### Exercise instructions
Filter the entries for the word "this". Copy each line that has it.

### Material provided
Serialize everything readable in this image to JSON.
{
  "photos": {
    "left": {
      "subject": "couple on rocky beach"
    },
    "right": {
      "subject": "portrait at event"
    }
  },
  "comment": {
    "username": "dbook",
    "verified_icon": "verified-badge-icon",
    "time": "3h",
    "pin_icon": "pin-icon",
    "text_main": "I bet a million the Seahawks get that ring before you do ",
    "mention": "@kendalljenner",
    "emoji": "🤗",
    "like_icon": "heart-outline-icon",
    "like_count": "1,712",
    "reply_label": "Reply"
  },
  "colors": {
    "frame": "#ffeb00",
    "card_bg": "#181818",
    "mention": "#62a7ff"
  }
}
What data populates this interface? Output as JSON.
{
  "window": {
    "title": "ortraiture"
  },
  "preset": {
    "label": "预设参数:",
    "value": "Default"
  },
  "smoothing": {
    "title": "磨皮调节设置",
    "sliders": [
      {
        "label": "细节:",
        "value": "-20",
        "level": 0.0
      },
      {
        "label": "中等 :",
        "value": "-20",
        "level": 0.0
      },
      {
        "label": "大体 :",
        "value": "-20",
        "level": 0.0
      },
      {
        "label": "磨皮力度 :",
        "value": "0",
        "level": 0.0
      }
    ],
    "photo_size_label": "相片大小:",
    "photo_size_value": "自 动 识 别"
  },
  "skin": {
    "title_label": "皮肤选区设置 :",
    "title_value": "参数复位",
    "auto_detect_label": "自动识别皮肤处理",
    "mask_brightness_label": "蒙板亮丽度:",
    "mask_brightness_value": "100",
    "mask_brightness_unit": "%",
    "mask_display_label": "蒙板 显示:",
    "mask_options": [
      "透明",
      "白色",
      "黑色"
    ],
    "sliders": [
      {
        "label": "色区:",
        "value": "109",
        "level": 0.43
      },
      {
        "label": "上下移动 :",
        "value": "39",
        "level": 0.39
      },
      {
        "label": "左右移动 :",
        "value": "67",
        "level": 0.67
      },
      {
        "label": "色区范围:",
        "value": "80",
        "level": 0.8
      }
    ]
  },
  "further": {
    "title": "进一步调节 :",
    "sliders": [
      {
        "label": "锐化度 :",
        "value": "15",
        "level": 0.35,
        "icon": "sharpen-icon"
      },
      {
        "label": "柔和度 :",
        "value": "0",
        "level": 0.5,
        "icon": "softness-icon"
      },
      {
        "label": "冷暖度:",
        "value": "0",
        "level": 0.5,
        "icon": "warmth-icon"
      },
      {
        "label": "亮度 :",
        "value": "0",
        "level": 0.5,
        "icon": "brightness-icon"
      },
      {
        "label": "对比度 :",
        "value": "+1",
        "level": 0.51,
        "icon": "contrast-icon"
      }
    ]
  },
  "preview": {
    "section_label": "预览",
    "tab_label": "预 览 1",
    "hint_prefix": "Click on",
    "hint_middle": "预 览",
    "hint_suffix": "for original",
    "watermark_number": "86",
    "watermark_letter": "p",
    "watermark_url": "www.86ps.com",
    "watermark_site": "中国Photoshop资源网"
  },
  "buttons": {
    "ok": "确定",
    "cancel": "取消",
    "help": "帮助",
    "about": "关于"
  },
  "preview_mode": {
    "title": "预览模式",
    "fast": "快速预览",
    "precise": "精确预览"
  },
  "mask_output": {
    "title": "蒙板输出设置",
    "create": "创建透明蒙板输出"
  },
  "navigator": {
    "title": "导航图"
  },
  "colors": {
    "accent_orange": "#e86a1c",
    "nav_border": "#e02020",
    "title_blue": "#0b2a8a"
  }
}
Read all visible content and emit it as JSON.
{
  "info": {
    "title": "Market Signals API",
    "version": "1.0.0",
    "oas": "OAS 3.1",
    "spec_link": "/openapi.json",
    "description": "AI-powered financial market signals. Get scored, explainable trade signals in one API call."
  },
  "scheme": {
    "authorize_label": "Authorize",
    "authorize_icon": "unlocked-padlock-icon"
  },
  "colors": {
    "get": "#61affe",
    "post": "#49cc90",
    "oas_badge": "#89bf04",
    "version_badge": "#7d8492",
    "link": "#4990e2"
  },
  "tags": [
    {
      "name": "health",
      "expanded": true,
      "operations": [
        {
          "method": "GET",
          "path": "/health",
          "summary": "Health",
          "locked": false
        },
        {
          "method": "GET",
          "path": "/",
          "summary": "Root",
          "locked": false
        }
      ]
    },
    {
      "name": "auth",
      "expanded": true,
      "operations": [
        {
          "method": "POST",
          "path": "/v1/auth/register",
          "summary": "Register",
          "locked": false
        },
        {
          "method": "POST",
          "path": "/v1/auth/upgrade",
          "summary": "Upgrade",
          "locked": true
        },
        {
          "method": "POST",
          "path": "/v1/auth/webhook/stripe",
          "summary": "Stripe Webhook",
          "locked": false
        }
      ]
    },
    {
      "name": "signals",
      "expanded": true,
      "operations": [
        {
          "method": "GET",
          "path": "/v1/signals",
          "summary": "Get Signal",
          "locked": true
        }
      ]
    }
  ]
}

### Written response
Serialize everything readable in this image to JSON.
What data populates this interface? Output as JSON.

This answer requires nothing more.